*** Opening Entries supplied ***
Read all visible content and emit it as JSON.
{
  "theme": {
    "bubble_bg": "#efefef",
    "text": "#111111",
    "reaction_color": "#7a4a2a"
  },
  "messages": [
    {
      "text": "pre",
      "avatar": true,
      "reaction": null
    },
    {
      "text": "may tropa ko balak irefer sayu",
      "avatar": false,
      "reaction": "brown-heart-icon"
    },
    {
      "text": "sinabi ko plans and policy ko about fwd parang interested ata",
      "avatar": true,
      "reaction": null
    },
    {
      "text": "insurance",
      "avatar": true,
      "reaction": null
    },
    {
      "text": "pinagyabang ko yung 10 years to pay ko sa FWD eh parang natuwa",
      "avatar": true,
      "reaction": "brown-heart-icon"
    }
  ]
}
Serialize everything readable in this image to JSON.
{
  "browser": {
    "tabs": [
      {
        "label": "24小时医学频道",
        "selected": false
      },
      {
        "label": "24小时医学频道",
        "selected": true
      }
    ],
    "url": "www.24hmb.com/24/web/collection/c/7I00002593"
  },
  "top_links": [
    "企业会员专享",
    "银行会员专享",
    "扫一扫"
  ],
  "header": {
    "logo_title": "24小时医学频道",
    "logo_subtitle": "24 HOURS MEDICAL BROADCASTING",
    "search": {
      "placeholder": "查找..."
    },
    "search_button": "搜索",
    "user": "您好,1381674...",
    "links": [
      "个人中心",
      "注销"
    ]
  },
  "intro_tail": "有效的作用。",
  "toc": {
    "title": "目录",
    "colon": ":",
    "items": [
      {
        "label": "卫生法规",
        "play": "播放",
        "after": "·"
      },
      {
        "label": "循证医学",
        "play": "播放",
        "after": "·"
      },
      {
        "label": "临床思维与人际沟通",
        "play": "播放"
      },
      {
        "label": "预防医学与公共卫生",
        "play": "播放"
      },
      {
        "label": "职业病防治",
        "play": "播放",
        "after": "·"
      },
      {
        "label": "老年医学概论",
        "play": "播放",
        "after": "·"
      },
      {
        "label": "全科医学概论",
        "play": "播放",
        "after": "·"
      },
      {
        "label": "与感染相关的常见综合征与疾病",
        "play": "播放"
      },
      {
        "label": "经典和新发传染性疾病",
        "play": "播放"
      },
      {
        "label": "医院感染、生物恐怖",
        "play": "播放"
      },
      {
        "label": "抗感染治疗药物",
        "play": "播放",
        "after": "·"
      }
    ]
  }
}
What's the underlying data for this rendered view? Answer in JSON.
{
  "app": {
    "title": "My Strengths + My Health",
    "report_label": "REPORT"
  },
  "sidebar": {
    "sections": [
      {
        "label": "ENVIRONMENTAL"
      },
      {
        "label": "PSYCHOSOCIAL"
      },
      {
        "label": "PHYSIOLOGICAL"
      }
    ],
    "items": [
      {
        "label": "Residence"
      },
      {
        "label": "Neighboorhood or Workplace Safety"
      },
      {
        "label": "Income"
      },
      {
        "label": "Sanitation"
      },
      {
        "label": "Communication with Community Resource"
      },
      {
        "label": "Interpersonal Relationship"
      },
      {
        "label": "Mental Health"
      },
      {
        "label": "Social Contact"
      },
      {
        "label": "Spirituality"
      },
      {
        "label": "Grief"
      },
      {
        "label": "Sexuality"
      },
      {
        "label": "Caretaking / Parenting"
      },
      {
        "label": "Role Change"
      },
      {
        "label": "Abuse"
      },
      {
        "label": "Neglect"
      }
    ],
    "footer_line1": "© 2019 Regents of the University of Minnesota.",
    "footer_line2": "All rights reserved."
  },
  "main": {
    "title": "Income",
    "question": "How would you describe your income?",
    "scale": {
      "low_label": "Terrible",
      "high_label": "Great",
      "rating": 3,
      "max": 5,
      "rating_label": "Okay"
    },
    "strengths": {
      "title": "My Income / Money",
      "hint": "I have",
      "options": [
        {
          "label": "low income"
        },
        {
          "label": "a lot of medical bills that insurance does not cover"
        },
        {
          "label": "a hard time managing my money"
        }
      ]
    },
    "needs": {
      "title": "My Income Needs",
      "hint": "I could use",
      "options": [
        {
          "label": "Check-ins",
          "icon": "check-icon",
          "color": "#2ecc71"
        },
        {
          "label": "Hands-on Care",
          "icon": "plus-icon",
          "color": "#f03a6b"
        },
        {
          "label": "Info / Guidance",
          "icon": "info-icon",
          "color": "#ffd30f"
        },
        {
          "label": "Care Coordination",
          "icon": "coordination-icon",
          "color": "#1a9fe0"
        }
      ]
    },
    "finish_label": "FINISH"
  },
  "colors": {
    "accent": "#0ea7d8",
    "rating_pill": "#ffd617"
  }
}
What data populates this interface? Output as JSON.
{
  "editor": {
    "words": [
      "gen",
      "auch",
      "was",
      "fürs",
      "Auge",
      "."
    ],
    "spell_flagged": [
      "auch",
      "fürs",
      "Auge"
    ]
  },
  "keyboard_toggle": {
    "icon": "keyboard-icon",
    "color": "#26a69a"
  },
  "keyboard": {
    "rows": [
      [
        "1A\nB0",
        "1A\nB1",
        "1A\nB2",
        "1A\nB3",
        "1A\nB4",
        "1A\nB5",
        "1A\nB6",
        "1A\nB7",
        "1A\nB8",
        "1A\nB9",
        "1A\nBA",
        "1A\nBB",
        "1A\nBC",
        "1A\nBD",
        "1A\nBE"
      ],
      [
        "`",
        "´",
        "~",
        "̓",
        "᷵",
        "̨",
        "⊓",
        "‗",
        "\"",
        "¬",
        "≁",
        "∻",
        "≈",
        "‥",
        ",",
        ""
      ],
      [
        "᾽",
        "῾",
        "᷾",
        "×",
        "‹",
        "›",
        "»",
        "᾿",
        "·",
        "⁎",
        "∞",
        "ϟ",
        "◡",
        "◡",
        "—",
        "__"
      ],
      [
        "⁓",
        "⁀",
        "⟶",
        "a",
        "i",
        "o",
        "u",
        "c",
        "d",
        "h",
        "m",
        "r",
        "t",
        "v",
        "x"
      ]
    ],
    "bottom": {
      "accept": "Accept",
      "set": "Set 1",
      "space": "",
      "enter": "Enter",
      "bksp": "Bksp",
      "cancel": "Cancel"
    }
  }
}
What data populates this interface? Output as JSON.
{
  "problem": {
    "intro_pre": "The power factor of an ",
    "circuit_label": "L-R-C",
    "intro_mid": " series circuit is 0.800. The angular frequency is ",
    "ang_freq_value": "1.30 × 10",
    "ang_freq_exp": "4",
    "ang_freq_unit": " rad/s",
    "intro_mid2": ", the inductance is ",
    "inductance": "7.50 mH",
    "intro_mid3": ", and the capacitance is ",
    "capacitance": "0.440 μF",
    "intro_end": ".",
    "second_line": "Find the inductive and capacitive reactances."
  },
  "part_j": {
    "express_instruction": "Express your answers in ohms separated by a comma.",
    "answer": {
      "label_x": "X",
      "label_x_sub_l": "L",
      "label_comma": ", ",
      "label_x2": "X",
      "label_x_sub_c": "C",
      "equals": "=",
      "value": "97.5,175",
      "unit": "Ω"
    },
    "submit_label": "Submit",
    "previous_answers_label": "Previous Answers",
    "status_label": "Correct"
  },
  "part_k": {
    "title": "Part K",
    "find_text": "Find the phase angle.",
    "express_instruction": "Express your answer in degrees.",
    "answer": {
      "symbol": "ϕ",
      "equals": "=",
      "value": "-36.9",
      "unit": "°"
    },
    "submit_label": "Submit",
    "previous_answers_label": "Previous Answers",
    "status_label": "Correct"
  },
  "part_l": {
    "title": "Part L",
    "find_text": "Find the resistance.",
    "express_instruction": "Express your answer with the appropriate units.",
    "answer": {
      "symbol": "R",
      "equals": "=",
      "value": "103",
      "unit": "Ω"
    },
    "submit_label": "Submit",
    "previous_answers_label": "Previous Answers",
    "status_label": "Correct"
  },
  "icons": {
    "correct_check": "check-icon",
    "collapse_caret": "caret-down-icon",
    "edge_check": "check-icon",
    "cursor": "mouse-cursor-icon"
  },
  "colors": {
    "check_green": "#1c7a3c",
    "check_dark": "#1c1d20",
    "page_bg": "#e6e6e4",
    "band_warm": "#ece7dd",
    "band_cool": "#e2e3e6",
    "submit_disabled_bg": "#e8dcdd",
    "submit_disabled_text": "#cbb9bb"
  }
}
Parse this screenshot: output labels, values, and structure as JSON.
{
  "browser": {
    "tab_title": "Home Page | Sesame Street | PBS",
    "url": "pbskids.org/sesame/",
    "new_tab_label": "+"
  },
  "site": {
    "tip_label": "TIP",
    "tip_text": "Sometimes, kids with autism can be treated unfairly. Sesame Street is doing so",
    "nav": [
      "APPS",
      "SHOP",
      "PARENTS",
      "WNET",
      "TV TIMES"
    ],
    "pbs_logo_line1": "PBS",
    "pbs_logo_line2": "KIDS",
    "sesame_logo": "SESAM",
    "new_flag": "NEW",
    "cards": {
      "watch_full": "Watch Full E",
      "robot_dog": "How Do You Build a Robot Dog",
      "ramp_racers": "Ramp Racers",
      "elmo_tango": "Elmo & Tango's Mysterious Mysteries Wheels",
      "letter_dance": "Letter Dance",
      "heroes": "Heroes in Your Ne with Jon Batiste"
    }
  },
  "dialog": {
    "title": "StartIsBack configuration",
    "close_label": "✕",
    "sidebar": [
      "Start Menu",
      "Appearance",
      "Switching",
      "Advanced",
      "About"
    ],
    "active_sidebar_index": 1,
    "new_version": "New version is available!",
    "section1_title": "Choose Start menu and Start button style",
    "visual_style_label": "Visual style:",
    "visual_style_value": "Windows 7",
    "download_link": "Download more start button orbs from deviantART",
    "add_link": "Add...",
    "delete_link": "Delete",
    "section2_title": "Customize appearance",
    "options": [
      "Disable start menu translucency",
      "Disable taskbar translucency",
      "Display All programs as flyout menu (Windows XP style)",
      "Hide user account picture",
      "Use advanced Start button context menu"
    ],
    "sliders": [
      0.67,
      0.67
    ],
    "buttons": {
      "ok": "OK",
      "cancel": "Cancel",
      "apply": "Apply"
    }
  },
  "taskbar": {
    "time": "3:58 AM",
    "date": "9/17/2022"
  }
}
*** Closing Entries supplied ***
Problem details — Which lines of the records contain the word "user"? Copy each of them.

Output for this exercise —
    "user": "您好,1381674...",
      "Hide user account picture",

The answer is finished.